You may have noticed how CAS did the math in Contador’s case. They took the 24 month sentence, then deducted the roughly 12 months that he raced and for which the results now have been annulled. They also deducted the 5 months of his self-imposed leave from the sport at the end of 2010, when the positive test was first announced.
In other words, he got the exact day-for-day credit for the time he put himself on the sideline as he did for the time he was racing and screwing up results everywhere. Don’t get me wrong, he had the fullest right to screw up those results, those are the rules and when you are innocent until proven guilty, that’s the outcome. It is however odd that CAS gives the same credit for the time between the test result becoming known and the time they reach a verdict, regardless of how that time is spent.
Contador is not even the most extreme case; even while he was on his self-imposed vacation from the sport, he continued to get paid his salary. Mosqueira for example disqualified himself and didn’t even get a salary for the year he had to wait on his verdict.

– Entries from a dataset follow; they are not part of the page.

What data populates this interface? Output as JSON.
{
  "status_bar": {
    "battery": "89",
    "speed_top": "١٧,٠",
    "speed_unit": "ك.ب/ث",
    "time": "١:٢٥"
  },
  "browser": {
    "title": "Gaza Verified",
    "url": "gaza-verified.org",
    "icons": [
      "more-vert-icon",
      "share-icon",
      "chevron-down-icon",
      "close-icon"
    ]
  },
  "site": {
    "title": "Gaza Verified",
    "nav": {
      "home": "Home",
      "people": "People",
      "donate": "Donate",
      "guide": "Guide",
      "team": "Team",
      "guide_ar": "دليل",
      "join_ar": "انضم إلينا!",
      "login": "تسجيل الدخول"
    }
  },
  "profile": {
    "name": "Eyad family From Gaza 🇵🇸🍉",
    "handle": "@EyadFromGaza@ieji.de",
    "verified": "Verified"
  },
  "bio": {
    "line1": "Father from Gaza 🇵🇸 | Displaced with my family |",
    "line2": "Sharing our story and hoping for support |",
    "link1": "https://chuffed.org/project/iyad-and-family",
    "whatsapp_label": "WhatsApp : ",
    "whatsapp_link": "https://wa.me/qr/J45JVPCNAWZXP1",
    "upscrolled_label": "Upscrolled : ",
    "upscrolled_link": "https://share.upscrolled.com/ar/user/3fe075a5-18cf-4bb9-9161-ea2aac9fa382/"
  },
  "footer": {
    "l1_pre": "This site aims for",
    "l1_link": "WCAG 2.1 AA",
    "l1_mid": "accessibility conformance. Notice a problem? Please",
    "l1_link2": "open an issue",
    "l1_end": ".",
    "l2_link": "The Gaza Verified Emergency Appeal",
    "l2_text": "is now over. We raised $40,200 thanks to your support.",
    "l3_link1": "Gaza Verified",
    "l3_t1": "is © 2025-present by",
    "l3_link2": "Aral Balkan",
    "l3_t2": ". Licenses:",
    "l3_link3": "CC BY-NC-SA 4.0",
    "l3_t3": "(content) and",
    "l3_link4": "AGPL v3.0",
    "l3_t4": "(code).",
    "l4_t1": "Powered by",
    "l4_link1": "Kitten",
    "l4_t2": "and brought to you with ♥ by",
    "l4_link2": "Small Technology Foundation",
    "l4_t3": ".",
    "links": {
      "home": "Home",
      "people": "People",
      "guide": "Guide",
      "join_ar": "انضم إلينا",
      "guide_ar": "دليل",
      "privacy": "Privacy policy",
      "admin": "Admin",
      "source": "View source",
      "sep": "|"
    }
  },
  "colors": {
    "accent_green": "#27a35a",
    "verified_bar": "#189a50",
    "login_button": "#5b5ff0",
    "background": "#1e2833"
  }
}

And somehow that year sitting idle penniless wasn’t even credited, his 2 year ban started when the verdict was rendered, effectively giving him a 3 year ban. [This last paragraph was edited as it contained an error, thanks to Dennis Josefsson for pointing it out]